This was a challenging task. I had to go back and forth between the shop's CAM station and the CNC several times. The first trip back was because I forgot to set the depth levels to a negative number. Without that the CNC will mill the air above my wood. After I got that corrected I had some difficulty setting up the machine. John and Shreiya helped me turn the machine on and attach my wood to the CNC bed.

After zero'ing out the machine, I finally started the job! Here are some photos.

CNC using a drill-like device to carefully carve into a piece of wood that has been screwed down into a larger piece of wood.

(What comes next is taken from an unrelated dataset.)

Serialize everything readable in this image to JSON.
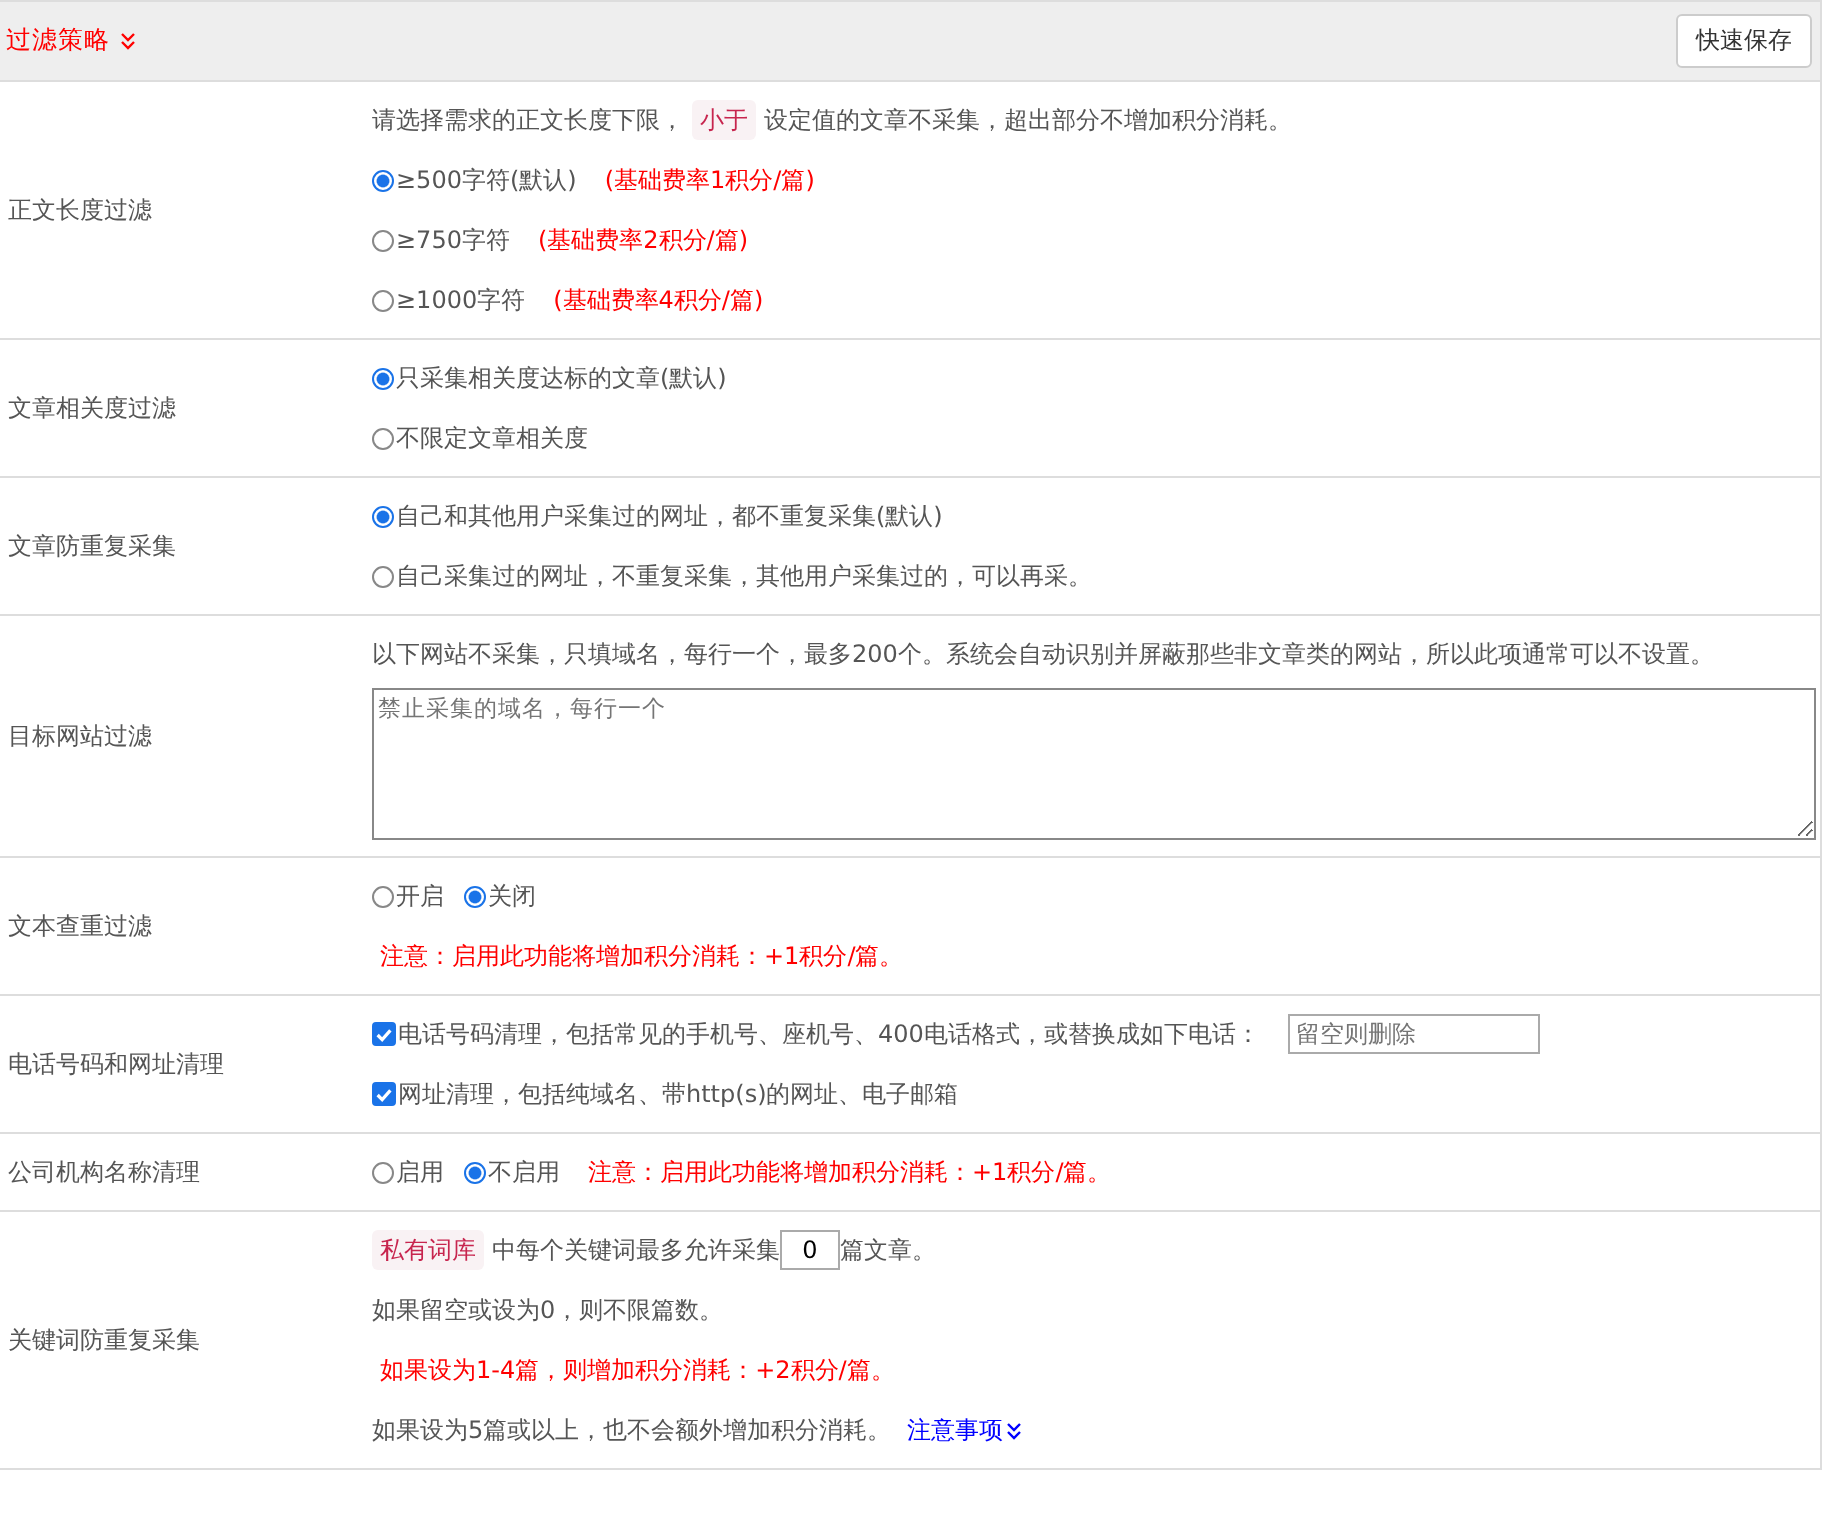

I put a screw into the center of the dot above the 'i' in my name. That screw keeps the finished product in place when the CNC finishes the contour cut.

The job finished but as you can see the contour plot did not go deep enough. I did measure the thickness of the board but I did so with digital calipers that had not been properly zero'ed out. There was an extra ~0.2 inches of material left. I went back to the CAM station to make another job that just did the contour to the proper depth.

wood attached to CNC bed with the letters J I M carved into it. The CNC bit is hovering above it.

When the CNC finished the board rotated right away, suggesting that if that screw hadn't been there it would have moved farther. In the future I should have two screws keeping everything in place instead of one.

My mill bit was a downward cut bit so the top looks nice but the bottom edge of the contour cut was a bit rough. Nothing that a little sandpaper couldn't fix! Here's the final result:

rectangular piece of wood with the letters J I M carved into it.